On 1st March 2017, the Vanuatu Minister of Justice, Ronald K Warsal, addressed the Council on behalf of seven Pacific nations. He began his address saying:
‘Today, I am speaking on behalf of both Vanuatu and six other nations of our Pacific region: Tonga, Nauru, Palau, Tuvalu, the Marshall Islands, and the Solomon Islands Mr. President, we seven have come together today – and in a separate written joint statement – in order to draw the attention of the distinguished members of the UN Human Rights Council to the grave situation in West Papua.’
Warsal went on to draw attention to accounts of Indonesian state violence in West Papua, including: ‘killings and arrests of Papuans; extrajudicial executions of activists; the arrests, beatings and fatal shootings of peaceful demonstrators, including high school students; and reports of persistent violence against Papuan women.’
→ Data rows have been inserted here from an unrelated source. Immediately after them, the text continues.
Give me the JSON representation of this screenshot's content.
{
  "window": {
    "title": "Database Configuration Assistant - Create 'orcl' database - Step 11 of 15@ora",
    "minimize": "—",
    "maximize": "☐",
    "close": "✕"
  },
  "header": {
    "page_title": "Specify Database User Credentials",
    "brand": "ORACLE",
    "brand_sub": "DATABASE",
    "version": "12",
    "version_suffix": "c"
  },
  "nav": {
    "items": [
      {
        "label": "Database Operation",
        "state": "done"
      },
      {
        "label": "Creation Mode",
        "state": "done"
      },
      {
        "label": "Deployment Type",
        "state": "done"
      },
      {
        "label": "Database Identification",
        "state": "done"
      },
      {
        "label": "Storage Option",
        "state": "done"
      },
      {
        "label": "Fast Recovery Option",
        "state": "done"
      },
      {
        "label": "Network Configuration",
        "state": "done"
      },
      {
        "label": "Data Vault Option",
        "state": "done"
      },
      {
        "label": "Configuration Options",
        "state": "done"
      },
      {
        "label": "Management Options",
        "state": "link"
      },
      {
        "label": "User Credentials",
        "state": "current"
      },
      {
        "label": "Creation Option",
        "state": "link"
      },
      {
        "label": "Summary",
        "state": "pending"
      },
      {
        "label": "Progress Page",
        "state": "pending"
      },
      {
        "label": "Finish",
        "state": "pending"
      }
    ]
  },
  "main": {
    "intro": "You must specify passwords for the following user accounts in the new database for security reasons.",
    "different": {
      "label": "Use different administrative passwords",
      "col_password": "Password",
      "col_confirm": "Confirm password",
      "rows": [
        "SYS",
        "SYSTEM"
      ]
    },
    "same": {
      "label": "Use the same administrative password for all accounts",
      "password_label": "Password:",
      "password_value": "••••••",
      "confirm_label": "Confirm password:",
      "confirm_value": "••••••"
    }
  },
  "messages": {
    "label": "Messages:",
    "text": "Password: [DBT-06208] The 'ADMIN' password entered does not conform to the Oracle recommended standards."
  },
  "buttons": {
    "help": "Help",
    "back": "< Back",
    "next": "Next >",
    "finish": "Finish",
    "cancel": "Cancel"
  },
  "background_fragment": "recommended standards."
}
Noting the failure of the Indonesian government to curtail these and other abuses, he called on the UN Human Rights Council to ‘request the High Commissioner for Human Rights to produce a consolidated report on the actual situation in West Papua.’ He stated that the report should ‘detail the various rights under the International Bill of Human Rights and the related conventions, including the right to self-determination,’ something the West Papuan people have been striving for since 1963.
Reacting to the statement, Benny Wenda of the United Liberation Movement for West Papua, who was in attendance in Geneva, said: ‘This is a historical moment for West Papua, as it is the first time in West Papuan history that we are represented at the Human Rights Council, at this level. On behalf of the people of West Papua, we extend our profound gratitude to the Solomon Islands, Vanuatu and the Pacific nations for your true leadership. For more than 50 years West Papua has been kept a secret. The time is now to request the UN revisit our case. The time is now for West Papua’s struggle to come to an end. We ask for all brothers and sisters across the Pacific, Africa, and around the world to please support West Papua’s legal right to self-determination. We want to be free.’
In the next stage of the campaign, six young swimmers will embark on a 69 kilometre journey up the length of Lake Geneva in August. They will carry with them a petition (which was launched in Westminster by Lord Harries of Pentregarth, Andrew Smith MP& Human rights activist Peter Tatchell) demanding an internationally supervised vote for the people of West Papua.
So far 20,000 people have signed the petition on the Avaaz website, and reports of Avaaz being banned in Indonesia are currently being investigated.
Find the Avaaz petition here (please sign and share). You can follow the #BacktheSwim campaign here.
We would like to thank the members of the Pacific Coalition for their continued support for the rights of the people of West Papua, including their right to self-determination.
Support has come in from around West Papua to thank the leaders of the Pacific Coalition for their continued support.
Today at the offices of the KNPB, Timika, West Papua. People prayed to give full support and thanks to the Pacific coalition for West Papua at the UN in Geneva.